> Required work
Write the listing below out again word for word, without a single picture.

> Material for this exercise
--------------------------------

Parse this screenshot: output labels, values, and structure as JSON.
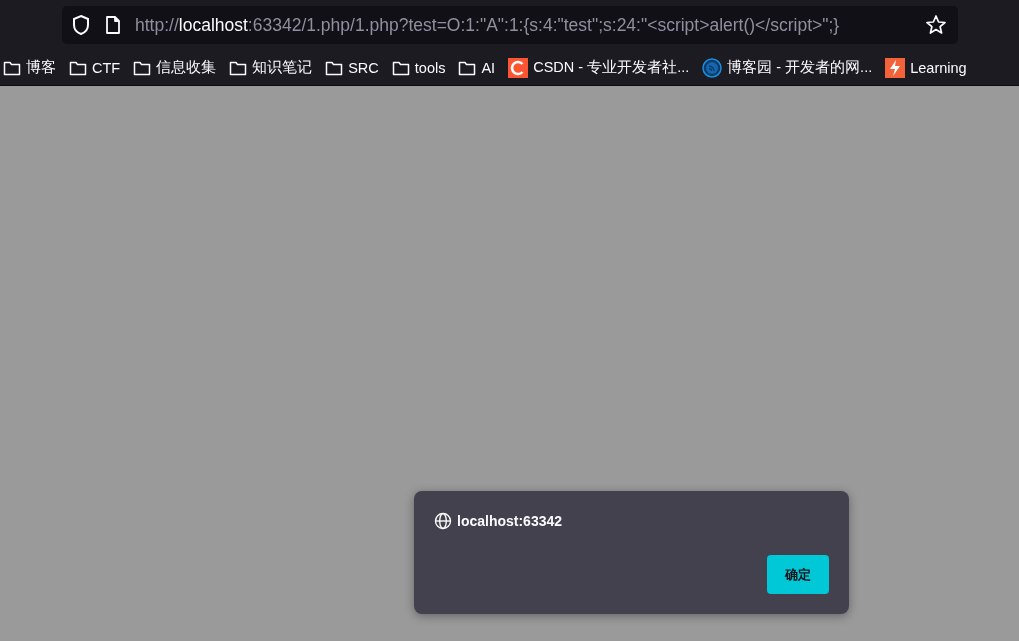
{
  "address_bar": {
    "url_scheme": "http://",
    "url_host": "localhost",
    "url_rest": ":63342/1.php/1.php?test=O:1:\"A\":1:{s:4:\"test\";s:24:\"<script>alert()</script>\";}"
  },
  "bookmarks": [
    {
      "kind": "folder",
      "label": "博客"
    },
    {
      "kind": "folder",
      "label": "CTF"
    },
    {
      "kind": "folder",
      "label": "信息收集"
    },
    {
      "kind": "folder",
      "label": "知识笔记"
    },
    {
      "kind": "folder",
      "label": "SRC"
    },
    {
      "kind": "folder",
      "label": "tools"
    },
    {
      "kind": "folder",
      "label": "AI"
    },
    {
      "kind": "arc-site",
      "label": "CSDN - 专业开发者社..."
    },
    {
      "kind": "feed-site",
      "label": "博客园 - 开发者的网..."
    },
    {
      "kind": "bolt-site",
      "label": "Learning"
    }
  ],
  "dialog": {
    "origin": "localhost:63342",
    "button": "确定"
  }
}
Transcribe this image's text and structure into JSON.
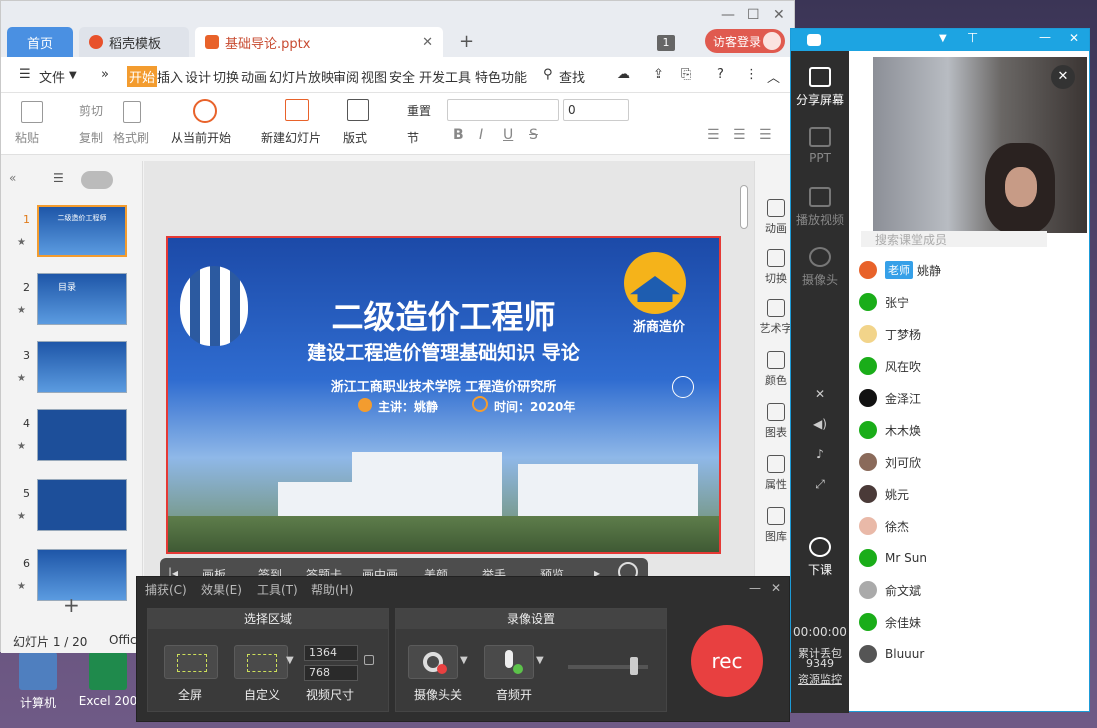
{
  "desktop": {
    "icons": [
      {
        "label": "计算机"
      },
      {
        "label": "Excel 200"
      }
    ]
  },
  "wps": {
    "tabs": {
      "home": "首页",
      "templates": "稻壳模板",
      "document": "基础导论.pptx"
    },
    "tab_count": "1",
    "login": "访客登录",
    "menu": {
      "file": "文件",
      "items": [
        "开始",
        "插入",
        "设计",
        "切换",
        "动画",
        "幻灯片放映",
        "审阅",
        "视图",
        "安全",
        "开发工具",
        "特色功能"
      ],
      "search": "查找"
    },
    "ribbon": {
      "paste": "粘贴",
      "cut": "剪切",
      "copy": "复制",
      "format_painter": "格式刷",
      "from_current": "从当前开始",
      "new_slide": "新建幻灯片",
      "layout": "版式",
      "section": "节",
      "reset": "重置",
      "font_size": "0"
    },
    "thumbnails": [
      {
        "num": "1",
        "text": "二级造价工程师"
      },
      {
        "num": "2",
        "text": "目录"
      },
      {
        "num": "3",
        "text": ""
      },
      {
        "num": "4",
        "text": ""
      },
      {
        "num": "5",
        "text": ""
      },
      {
        "num": "6",
        "text": ""
      }
    ],
    "status": {
      "slide_counter": "幻灯片 1 / 20",
      "office": "Offic"
    },
    "slide": {
      "title": "二级造价工程师",
      "subtitle": "建设工程造价管理基础知识  导论",
      "institute": "浙江工商职业技术学院    工程造价研究所",
      "lecturer": "主讲：姚静",
      "time": "时间：2020年",
      "logo": "浙商造价"
    },
    "right_panel": [
      "动画",
      "切换",
      "艺术字",
      "颜色",
      "图表",
      "属性",
      "图库"
    ]
  },
  "class_toolbar": [
    "画板",
    "签到",
    "答题卡",
    "画中画",
    "美颜",
    "举手",
    "预览"
  ],
  "recorder": {
    "menu": [
      "捕获(C)",
      "效果(E)",
      "工具(T)",
      "帮助(H)"
    ],
    "select_area": {
      "title": "选择区域",
      "fullscreen": "全屏",
      "custom": "自定义",
      "video_size": "视频尺寸",
      "width": "1364",
      "height": "768"
    },
    "record_settings": {
      "title": "录像设置",
      "camera": "摄像头关",
      "audio": "音频开"
    },
    "rec_label": "rec"
  },
  "classroom": {
    "sidebar": [
      {
        "label": "分享屏幕",
        "active": true
      },
      {
        "label": "PPT",
        "active": false
      },
      {
        "label": "播放视频",
        "active": false
      },
      {
        "label": "摄像头",
        "active": false
      }
    ],
    "end_class": "下课",
    "timer": "00:00:00",
    "packet_loss_label": "累计丢包",
    "packet_loss": "9349",
    "monitor": "资源监控",
    "search_placeholder": "搜索课堂成员",
    "teacher_tag": "老师",
    "members": [
      "姚静",
      "张宁",
      "丁梦杨",
      "风在吹",
      "金泽江",
      "木木焕",
      "刘可欣",
      "姚元",
      "徐杰",
      "Mr Sun",
      "俞文斌",
      "余佳妹",
      "Bluuur"
    ]
  }
}
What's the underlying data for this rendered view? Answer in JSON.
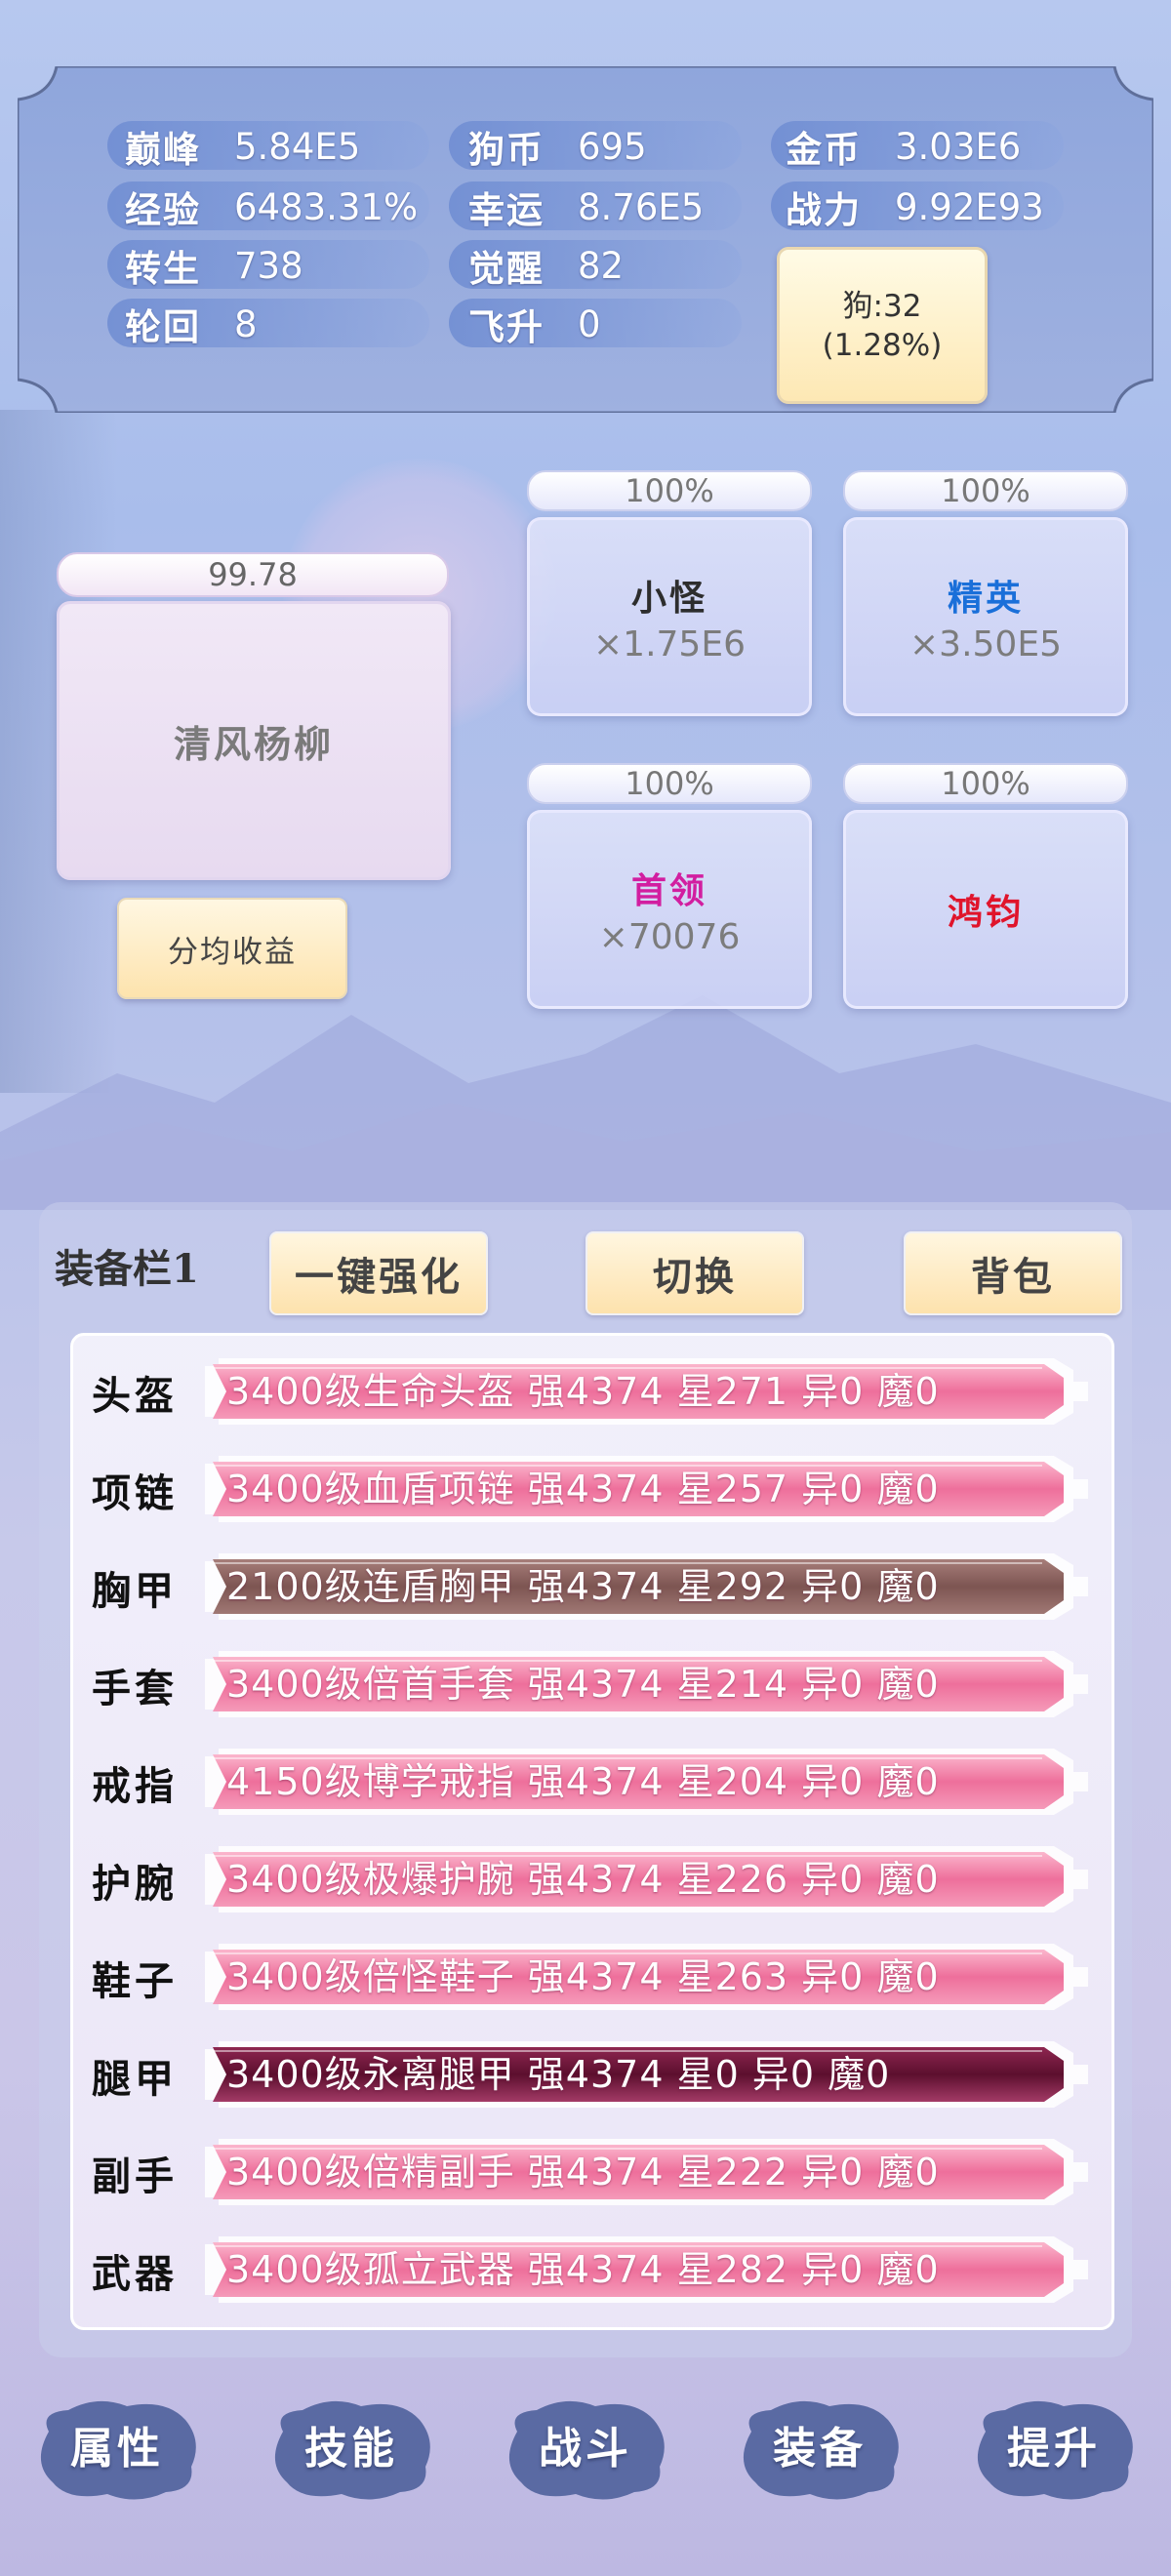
{
  "stats": [
    {
      "label": "巅峰",
      "value": "5.84E5"
    },
    {
      "label": "狗币",
      "value": "695"
    },
    {
      "label": "金币",
      "value": "3.03E6"
    },
    {
      "label": "经验",
      "value": "6483.31%"
    },
    {
      "label": "幸运",
      "value": "8.76E5"
    },
    {
      "label": "战力",
      "value": "9.92E93"
    },
    {
      "label": "转生",
      "value": "738"
    },
    {
      "label": "觉醒",
      "value": "82"
    },
    {
      "label": "轮回",
      "value": "8"
    },
    {
      "label": "飞升",
      "value": "0"
    }
  ],
  "dog_button": {
    "line1": "狗:32",
    "line2": "(1.28%)"
  },
  "boss": {
    "progress": "99.78",
    "name": "清风杨柳",
    "share_label": "分均收益"
  },
  "monsters": [
    {
      "progress": "100%",
      "name": "小怪",
      "count": "×1.75E6",
      "color": "#2d2d2d"
    },
    {
      "progress": "100%",
      "name": "精英",
      "count": "×3.50E5",
      "color": "#1a6fd9"
    },
    {
      "progress": "100%",
      "name": "首领",
      "count": "×70076",
      "color": "#d21ea0"
    },
    {
      "progress": "100%",
      "name": "鸿钧",
      "count": "",
      "color": "#e0142b"
    }
  ],
  "equipment": {
    "title": "装备栏1",
    "buttons": {
      "upgrade": "一键强化",
      "switch": "切换",
      "bag": "背包"
    },
    "slots": [
      {
        "slot": "头盔",
        "text": "3400级生命头盔  强4374  星271  异0  魔0",
        "style": "pink"
      },
      {
        "slot": "项链",
        "text": "3400级血盾项链  强4374  星257  异0  魔0",
        "style": "pink"
      },
      {
        "slot": "胸甲",
        "text": "2100级连盾胸甲  强4374  星292  异0  魔0",
        "style": "brown"
      },
      {
        "slot": "手套",
        "text": "3400级倍首手套  强4374  星214  异0  魔0",
        "style": "pink"
      },
      {
        "slot": "戒指",
        "text": "4150级博学戒指  强4374  星204  异0  魔0",
        "style": "pink"
      },
      {
        "slot": "护腕",
        "text": "3400级极爆护腕  强4374  星226  异0  魔0",
        "style": "pink"
      },
      {
        "slot": "鞋子",
        "text": "3400级倍怪鞋子  强4374  星263  异0  魔0",
        "style": "pink"
      },
      {
        "slot": "腿甲",
        "text": "3400级永离腿甲  强4374  星0  异0  魔0",
        "style": "maroon"
      },
      {
        "slot": "副手",
        "text": "3400级倍精副手  强4374  星222  异0  魔0",
        "style": "pink"
      },
      {
        "slot": "武器",
        "text": "3400级孤立武器  强4374  星282  异0  魔0",
        "style": "pink"
      }
    ]
  },
  "nav": [
    "属性",
    "技能",
    "战斗",
    "装备",
    "提升"
  ],
  "colors": {
    "pink_bar": "#f07fa6",
    "brown_bar": "#8e6562",
    "maroon_bar": "#7a1a40",
    "accent_gold": "#fde2ad"
  }
}
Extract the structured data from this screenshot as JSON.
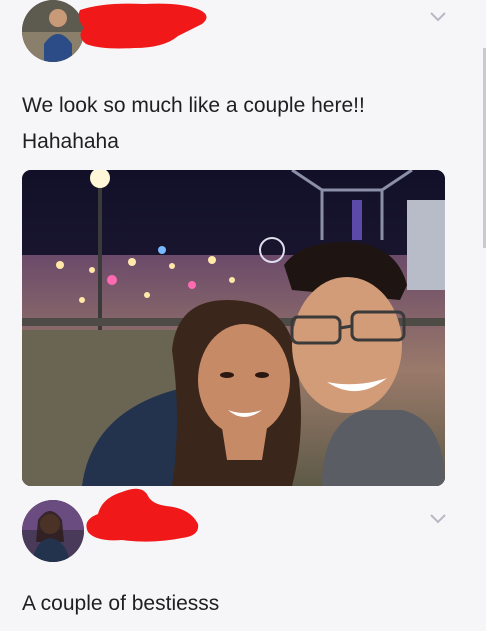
{
  "post1": {
    "avatar_alt": "profile photo",
    "caption_line1": "We look so much like a couple here!!",
    "caption_line2": "Hahahaha",
    "photo_alt": "selfie at a night carnival"
  },
  "post2": {
    "avatar_alt": "profile photo",
    "caption": "A couple of bestiesss"
  },
  "colors": {
    "redaction": "#f01818",
    "background": "#f6f6f8",
    "chevron": "#b9b9c6"
  }
}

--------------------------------

> Solved problem
Parse this screenshot: output labels, values, and structure as JSON.
{
  "address_bar": {
    "url_scheme": "http://",
    "url_host": "localhost",
    "url_rest": ":63342/1.php/1.php?test=O:1:\"A\":1:{s:4:\"test\";s:24:\"<script>alert()</script>\";}"
  },
  "bookmarks": [
    {
      "kind": "folder",
      "label": "博客"
    },
    {
      "kind": "folder",
      "label": "CTF"
    },
    {
      "kind": "folder",
      "label": "信息收集"
    },
    {
      "kind": "folder",
      "label": "知识笔记"
    },
    {
      "kind": "folder",
      "label": "SRC"
    },
    {
      "kind": "folder",
      "label": "tools"
    },
    {
      "kind": "folder",
      "label": "AI"
    },
    {
      "kind": "arc-site",
      "label": "CSDN - 专业开发者社..."
    },
    {
      "kind": "feed-site",
      "label": "博客园 - 开发者的网..."
    },
    {
      "kind": "bolt-site",
      "label": "Learning"
    }
  ],
  "dialog": {
    "origin": "localhost:63342",
    "button": "确定"
  }
}
Transcribe this image's text and structure into JSON.
{
  "desktop": {
    "icons": [
      {
        "label": "计算机"
      },
      {
        "label": "Excel 200"
      }
    ]
  },
  "wps": {
    "tabs": {
      "home": "首页",
      "templates": "稻壳模板",
      "document": "基础导论.pptx"
    },
    "tab_count": "1",
    "login": "访客登录",
    "menu": {
      "file": "文件",
      "items": [
        "开始",
        "插入",
        "设计",
        "切换",
        "动画",
        "幻灯片放映",
        "审阅",
        "视图",
        "安全",
        "开发工具",
        "特色功能"
      ],
      "search": "查找"
    },
    "ribbon": {
      "paste": "粘贴",
      "cut": "剪切",
      "copy": "复制",
      "format_painter": "格式刷",
      "from_current": "从当前开始",
      "new_slide": "新建幻灯片",
      "layout": "版式",
      "section": "节",
      "reset": "重置",
      "font_size": "0"
    },
    "thumbnails": [
      {
        "num": "1",
        "text": "二级造价工程师"
      },
      {
        "num": "2",
        "text": "目录"
      },
      {
        "num": "3",
        "text": ""
      },
      {
        "num": "4",
        "text": ""
      },
      {
        "num": "5",
        "text": ""
      },
      {
        "num": "6",
        "text": ""
      }
    ],
    "status": {
      "slide_counter": "幻灯片 1 / 20",
      "office": "Offic"
    },
    "slide": {
      "title": "二级造价工程师",
      "subtitle": "建设工程造价管理基础知识  导论",
      "institute": "浙江工商职业技术学院    工程造价研究所",
      "lecturer": "主讲：姚静",
      "time": "时间：2020年",
      "logo": "浙商造价"
    },
    "right_panel": [
      "动画",
      "切换",
      "艺术字",
      "颜色",
      "图表",
      "属性",
      "图库"
    ]
  },
  "class_toolbar": [
    "画板",
    "签到",
    "答题卡",
    "画中画",
    "美颜",
    "举手",
    "预览"
  ],
  "recorder": {
    "menu": [
      "捕获(C)",
      "效果(E)",
      "工具(T)",
      "帮助(H)"
    ],
    "select_area": {
      "title": "选择区域",
      "fullscreen": "全屏",
      "custom": "自定义",
      "video_size": "视频尺寸",
      "width": "1364",
      "height": "768"
    },
    "record_settings": {
      "title": "录像设置",
      "camera": "摄像头关",
      "audio": "音频开"
    },
    "rec_label": "rec"
  },
  "classroom": {
    "sidebar": [
      {
        "label": "分享屏幕",
        "active": true
      },
      {
        "label": "PPT",
        "active": false
      },
      {
        "label": "播放视频",
        "active": false
      },
      {
        "label": "摄像头",
        "active": false
      }
    ],
    "end_class": "下课",
    "timer": "00:00:00",
    "packet_loss_label": "累计丢包",
    "packet_loss": "9349",
    "monitor": "资源监控",
    "search_placeholder": "搜索课堂成员",
    "teacher_tag": "老师",
    "members": [
      "姚静",
      "张宁",
      "丁梦杨",
      "风在吹",
      "金泽江",
      "木木焕",
      "刘可欣",
      "姚元",
      "徐杰",
      "Mr Sun",
      "俞文斌",
      "余佳妹",
      "Bluuur"
    ]
  }
}
What's the underlying data for this rendered view? Answer in JSON.
{
  "stats": [
    {
      "label": "巅峰",
      "value": "5.84E5"
    },
    {
      "label": "狗币",
      "value": "695"
    },
    {
      "label": "金币",
      "value": "3.03E6"
    },
    {
      "label": "经验",
      "value": "6483.31%"
    },
    {
      "label": "幸运",
      "value": "8.76E5"
    },
    {
      "label": "战力",
      "value": "9.92E93"
    },
    {
      "label": "转生",
      "value": "738"
    },
    {
      "label": "觉醒",
      "value": "82"
    },
    {
      "label": "轮回",
      "value": "8"
    },
    {
      "label": "飞升",
      "value": "0"
    }
  ],
  "dog_button": {
    "line1": "狗:32",
    "line2": "(1.28%)"
  },
  "boss": {
    "progress": "99.78",
    "name": "清风杨柳",
    "share_label": "分均收益"
  },
  "monsters": [
    {
      "progress": "100%",
      "name": "小怪",
      "count": "×1.75E6",
      "color": "#2d2d2d"
    },
    {
      "progress": "100%",
      "name": "精英",
      "count": "×3.50E5",
      "color": "#1a6fd9"
    },
    {
      "progress": "100%",
      "name": "首领",
      "count": "×70076",
      "color": "#d21ea0"
    },
    {
      "progress": "100%",
      "name": "鸿钧",
      "count": "",
      "color": "#e0142b"
    }
  ],
  "equipment": {
    "title": "装备栏1",
    "buttons": {
      "upgrade": "一键强化",
      "switch": "切换",
      "bag": "背包"
    },
    "slots": [
      {
        "slot": "头盔",
        "text": "3400级生命头盔  强4374  星271  异0  魔0",
        "style": "pink"
      },
      {
        "slot": "项链",
        "text": "3400级血盾项链  强4374  星257  异0  魔0",
        "style": "pink"
      },
      {
        "slot": "胸甲",
        "text": "2100级连盾胸甲  强4374  星292  异0  魔0",
        "style": "brown"
      },
      {
        "slot": "手套",
        "text": "3400级倍首手套  强4374  星214  异0  魔0",
        "style": "pink"
      },
      {
        "slot": "戒指",
        "text": "4150级博学戒指  强4374  星204  异0  魔0",
        "style": "pink"
      },
      {
        "slot": "护腕",
        "text": "3400级极爆护腕  强4374  星226  异0  魔0",
        "style": "pink"
      },
      {
        "slot": "鞋子",
        "text": "3400级倍怪鞋子  强4374  星263  异0  魔0",
        "style": "pink"
      },
      {
        "slot": "腿甲",
        "text": "3400级永离腿甲  强4374  星0  异0  魔0",
        "style": "maroon"
      },
      {
        "slot": "副手",
        "text": "3400级倍精副手  强4374  星222  异0  魔0",
        "style": "pink"
      },
      {
        "slot": "武器",
        "text": "3400级孤立武器  强4374  星282  异0  魔0",
        "style": "pink"
      }
    ]
  },
  "nav": [
    "属性",
    "技能",
    "战斗",
    "装备",
    "提升"
  ],
  "colors": {
    "pink_bar": "#f07fa6",
    "brown_bar": "#8e6562",
    "maroon_bar": "#7a1a40",
    "accent_gold": "#fde2ad"
  }
}
Extract the structured data from this screenshot as JSON.
{
  "post1": {
    "avatar_alt": "profile photo",
    "caption_line1": "We look so much like a couple here!!",
    "caption_line2": "Hahahaha",
    "photo_alt": "selfie at a night carnival"
  },
  "post2": {
    "avatar_alt": "profile photo",
    "caption": "A couple of bestiesss"
  },
  "colors": {
    "redaction": "#f01818",
    "background": "#f6f6f8",
    "chevron": "#b9b9c6"
  }
}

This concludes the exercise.